Dataset entries –
*** Block opens ***

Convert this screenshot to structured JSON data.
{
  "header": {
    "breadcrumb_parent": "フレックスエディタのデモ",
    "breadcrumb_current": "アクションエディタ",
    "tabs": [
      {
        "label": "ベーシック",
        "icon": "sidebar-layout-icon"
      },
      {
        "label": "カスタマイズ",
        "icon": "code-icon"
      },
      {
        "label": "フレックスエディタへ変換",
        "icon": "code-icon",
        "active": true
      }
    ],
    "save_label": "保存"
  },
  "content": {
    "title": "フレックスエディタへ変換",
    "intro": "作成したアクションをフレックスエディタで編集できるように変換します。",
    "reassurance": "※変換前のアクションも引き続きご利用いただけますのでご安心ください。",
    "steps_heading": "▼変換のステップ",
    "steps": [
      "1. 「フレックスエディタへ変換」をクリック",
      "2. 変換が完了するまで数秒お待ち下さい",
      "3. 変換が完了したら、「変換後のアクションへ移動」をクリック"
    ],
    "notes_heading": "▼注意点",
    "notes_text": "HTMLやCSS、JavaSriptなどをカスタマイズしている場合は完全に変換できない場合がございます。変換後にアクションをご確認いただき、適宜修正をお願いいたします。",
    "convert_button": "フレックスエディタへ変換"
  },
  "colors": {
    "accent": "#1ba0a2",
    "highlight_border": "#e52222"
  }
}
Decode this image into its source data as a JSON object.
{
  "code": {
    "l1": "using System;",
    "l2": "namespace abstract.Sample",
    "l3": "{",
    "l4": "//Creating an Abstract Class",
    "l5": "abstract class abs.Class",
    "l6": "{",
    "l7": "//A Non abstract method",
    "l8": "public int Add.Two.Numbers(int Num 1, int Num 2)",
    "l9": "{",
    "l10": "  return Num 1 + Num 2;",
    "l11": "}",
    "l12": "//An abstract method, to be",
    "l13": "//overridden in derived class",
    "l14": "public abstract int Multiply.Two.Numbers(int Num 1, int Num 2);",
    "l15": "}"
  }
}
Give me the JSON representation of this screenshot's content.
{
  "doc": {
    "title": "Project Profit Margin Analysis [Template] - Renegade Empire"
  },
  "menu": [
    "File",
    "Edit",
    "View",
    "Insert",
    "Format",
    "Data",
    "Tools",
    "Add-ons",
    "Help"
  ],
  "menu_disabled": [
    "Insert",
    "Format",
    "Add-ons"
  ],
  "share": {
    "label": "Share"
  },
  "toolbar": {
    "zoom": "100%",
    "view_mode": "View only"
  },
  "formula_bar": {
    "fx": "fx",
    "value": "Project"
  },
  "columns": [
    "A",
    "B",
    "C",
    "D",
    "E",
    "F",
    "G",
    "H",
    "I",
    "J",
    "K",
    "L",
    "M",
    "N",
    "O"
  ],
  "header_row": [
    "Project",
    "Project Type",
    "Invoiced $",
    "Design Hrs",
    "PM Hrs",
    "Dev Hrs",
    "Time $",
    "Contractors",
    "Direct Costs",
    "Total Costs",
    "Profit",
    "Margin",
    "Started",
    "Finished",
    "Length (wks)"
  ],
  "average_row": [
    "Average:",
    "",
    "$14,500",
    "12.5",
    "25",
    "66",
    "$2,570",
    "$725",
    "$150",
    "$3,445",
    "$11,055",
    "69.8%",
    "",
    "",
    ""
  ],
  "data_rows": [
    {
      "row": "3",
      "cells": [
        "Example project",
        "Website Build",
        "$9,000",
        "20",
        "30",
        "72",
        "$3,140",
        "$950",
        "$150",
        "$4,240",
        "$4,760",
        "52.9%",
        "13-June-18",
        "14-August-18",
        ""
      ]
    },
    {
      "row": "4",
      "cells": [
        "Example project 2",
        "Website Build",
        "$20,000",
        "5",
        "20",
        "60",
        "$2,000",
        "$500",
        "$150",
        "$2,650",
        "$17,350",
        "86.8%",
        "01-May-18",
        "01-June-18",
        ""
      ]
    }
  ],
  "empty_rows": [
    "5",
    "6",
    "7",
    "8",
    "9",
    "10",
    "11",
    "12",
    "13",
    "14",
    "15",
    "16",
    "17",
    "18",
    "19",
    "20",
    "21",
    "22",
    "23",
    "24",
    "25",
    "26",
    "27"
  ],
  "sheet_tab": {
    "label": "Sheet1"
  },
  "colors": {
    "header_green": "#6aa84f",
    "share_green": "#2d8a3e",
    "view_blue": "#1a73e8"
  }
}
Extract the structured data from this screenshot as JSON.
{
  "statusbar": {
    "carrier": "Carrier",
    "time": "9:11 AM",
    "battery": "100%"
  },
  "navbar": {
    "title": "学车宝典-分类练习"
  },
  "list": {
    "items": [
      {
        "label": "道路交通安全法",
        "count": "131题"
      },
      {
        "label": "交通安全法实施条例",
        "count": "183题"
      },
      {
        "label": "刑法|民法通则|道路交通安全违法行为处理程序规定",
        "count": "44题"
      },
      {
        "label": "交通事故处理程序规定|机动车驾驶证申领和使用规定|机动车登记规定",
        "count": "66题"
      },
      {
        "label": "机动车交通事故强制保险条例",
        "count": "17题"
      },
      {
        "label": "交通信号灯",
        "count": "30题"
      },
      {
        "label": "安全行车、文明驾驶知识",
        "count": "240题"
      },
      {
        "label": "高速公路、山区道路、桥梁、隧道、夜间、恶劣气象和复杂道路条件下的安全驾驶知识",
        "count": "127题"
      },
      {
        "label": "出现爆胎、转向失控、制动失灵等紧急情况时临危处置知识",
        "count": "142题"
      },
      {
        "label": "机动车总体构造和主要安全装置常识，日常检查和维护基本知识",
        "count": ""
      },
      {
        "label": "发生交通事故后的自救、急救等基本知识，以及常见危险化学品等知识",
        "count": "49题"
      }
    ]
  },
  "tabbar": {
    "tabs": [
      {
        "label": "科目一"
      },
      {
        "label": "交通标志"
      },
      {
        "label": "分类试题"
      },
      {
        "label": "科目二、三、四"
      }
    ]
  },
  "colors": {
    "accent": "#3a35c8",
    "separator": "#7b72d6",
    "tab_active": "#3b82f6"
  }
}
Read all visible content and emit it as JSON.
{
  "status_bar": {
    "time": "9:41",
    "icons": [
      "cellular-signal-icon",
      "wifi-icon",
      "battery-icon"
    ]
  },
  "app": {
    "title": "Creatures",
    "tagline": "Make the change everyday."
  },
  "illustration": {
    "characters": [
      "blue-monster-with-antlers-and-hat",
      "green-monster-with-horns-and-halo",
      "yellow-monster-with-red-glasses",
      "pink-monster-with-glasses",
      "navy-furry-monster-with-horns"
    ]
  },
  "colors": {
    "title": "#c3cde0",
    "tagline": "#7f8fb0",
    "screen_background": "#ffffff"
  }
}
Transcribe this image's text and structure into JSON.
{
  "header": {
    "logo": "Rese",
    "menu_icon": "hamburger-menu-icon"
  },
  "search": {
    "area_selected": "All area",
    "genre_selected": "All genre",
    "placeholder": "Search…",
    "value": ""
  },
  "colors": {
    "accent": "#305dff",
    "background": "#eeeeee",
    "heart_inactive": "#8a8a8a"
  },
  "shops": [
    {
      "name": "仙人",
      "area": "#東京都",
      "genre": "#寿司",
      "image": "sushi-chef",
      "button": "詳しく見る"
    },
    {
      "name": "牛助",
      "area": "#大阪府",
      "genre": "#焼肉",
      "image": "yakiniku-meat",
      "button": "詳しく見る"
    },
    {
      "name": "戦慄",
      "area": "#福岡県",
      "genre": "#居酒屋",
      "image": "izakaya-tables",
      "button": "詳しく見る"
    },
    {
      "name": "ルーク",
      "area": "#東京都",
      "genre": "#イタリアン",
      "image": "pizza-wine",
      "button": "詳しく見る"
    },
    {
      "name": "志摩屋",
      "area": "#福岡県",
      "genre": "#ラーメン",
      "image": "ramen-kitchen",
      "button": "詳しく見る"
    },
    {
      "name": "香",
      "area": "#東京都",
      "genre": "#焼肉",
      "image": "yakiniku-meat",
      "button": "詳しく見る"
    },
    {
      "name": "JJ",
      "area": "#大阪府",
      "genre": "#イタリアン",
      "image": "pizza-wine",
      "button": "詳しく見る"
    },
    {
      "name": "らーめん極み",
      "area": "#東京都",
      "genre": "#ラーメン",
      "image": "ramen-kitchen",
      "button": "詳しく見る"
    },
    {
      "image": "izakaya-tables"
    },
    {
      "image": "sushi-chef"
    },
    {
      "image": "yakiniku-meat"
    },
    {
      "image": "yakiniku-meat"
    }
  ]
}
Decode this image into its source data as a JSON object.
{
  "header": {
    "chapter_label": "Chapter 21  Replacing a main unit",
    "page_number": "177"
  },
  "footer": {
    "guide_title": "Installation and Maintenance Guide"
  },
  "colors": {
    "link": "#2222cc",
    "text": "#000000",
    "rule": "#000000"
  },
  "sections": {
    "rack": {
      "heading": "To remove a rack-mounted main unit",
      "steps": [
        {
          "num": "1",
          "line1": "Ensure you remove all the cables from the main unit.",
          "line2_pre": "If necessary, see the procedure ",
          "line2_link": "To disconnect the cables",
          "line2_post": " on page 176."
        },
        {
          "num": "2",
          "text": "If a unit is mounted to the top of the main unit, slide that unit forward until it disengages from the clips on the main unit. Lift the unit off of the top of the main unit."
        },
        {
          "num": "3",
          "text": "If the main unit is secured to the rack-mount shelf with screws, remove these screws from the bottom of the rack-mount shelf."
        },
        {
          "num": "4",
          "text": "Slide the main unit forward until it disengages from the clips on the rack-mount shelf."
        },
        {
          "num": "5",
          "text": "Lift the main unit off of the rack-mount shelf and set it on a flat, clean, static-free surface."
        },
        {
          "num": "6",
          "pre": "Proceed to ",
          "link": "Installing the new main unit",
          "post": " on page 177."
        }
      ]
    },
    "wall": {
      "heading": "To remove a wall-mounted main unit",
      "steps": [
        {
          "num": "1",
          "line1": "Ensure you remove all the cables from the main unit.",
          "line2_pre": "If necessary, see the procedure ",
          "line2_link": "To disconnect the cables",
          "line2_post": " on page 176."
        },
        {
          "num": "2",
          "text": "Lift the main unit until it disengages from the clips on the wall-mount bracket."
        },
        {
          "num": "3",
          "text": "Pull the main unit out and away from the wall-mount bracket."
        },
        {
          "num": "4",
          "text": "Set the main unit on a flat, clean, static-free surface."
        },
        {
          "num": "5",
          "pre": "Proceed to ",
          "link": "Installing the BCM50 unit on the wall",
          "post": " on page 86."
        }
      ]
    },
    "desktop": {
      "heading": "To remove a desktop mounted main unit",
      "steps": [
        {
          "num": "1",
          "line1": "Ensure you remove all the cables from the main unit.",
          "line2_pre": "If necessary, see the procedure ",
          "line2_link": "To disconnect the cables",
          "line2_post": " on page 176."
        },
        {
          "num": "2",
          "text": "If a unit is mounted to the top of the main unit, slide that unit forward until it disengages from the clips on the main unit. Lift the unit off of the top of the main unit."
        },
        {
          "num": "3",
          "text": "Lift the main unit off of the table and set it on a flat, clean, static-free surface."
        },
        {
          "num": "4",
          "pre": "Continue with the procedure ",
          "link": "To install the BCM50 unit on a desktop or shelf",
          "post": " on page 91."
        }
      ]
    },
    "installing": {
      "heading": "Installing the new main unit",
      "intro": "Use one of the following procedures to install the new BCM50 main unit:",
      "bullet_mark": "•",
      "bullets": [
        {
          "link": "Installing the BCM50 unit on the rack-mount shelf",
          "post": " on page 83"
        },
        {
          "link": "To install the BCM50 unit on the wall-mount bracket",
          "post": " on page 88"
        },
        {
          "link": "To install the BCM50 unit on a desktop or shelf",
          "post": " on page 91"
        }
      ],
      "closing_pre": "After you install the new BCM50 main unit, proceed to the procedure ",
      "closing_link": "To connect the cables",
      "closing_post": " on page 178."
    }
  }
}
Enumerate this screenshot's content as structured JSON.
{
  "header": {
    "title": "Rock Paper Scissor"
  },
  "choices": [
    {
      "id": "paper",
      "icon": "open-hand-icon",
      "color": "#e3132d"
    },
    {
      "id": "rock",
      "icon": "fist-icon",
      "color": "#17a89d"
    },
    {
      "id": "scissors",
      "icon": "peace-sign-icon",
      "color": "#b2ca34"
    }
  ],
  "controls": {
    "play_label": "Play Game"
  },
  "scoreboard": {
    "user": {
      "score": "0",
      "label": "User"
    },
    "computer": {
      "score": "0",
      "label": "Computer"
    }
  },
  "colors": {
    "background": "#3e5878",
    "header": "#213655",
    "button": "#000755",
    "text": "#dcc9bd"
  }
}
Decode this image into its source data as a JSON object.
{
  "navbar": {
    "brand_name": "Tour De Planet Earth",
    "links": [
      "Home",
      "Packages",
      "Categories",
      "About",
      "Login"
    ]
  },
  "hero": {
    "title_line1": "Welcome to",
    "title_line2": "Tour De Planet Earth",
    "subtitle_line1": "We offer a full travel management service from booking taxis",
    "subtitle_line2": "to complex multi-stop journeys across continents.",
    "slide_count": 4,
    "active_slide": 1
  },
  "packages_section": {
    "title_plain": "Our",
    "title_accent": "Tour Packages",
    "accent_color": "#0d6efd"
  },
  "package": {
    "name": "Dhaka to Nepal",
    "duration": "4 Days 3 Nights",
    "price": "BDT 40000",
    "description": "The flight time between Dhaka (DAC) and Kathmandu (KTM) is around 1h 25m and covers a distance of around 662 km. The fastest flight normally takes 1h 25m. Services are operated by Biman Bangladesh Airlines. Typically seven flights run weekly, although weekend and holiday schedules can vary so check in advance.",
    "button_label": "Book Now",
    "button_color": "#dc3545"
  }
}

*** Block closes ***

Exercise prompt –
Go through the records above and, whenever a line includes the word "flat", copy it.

Your response –
          "text": "Lift the main unit off of the rack-mount shelf and set it on a flat, clean, static-free surface."
          "text": "Set the main unit on a flat, clean, static-free surface."
          "text": "Lift the main unit off of the table and set it on a flat, clean, static-free surface."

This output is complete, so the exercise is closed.